[Given data — start]

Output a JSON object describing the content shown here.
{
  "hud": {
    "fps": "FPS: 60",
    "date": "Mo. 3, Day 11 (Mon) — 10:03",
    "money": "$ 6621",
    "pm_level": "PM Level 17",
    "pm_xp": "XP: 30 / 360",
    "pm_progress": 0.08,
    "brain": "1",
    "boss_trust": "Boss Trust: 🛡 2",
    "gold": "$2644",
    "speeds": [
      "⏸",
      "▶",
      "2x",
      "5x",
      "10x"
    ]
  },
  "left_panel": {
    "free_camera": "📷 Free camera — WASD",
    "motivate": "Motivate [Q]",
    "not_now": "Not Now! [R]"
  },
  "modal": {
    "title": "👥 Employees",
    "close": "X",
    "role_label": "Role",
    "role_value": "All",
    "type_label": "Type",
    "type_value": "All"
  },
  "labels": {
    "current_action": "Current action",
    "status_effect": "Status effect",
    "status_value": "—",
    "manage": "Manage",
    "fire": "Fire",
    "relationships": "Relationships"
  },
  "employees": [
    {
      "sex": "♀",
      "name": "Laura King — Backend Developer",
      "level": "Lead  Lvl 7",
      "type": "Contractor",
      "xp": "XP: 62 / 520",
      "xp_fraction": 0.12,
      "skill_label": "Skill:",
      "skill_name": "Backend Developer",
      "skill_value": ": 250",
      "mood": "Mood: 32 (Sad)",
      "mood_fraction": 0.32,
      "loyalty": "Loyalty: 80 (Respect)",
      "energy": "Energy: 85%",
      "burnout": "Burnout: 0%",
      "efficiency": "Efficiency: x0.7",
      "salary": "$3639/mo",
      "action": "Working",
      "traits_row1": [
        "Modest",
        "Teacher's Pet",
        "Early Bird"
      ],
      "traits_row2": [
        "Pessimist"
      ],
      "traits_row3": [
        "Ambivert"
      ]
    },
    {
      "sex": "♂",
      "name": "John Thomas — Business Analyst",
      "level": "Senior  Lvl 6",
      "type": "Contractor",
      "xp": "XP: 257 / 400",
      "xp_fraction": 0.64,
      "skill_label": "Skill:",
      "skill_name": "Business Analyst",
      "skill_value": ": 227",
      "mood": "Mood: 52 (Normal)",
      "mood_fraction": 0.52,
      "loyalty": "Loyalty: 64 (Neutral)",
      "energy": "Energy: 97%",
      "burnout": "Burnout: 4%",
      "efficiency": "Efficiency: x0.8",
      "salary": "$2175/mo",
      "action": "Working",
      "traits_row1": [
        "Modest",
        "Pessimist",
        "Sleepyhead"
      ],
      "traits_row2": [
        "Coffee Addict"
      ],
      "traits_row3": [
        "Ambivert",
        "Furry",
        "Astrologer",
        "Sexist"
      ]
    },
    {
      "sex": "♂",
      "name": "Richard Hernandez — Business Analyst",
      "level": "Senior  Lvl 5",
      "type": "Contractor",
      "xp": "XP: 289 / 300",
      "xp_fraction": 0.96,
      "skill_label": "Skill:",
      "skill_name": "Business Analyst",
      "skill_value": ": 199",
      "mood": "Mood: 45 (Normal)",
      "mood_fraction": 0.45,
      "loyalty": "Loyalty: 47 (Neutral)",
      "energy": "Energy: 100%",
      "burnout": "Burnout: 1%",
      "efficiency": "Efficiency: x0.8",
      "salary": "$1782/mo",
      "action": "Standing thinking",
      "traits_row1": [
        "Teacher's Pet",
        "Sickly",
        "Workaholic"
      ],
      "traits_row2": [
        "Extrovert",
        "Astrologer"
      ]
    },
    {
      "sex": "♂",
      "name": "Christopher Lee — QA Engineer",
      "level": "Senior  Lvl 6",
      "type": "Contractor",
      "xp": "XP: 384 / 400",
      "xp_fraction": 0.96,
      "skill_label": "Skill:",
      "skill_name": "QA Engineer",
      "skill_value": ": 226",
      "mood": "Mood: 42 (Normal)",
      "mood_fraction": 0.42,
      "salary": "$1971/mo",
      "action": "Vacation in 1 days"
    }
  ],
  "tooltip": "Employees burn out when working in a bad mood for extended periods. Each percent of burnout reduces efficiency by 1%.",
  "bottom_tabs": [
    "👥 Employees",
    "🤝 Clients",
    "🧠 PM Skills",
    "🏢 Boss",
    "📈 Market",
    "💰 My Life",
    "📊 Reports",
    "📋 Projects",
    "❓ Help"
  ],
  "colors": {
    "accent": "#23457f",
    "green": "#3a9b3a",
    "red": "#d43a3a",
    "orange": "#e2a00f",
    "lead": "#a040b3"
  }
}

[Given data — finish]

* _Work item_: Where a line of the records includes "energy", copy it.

* _Exercise output_:
      "energy": "Energy: 85%",
      "energy": "Energy: 97%",
      "energy": "Energy: 100%",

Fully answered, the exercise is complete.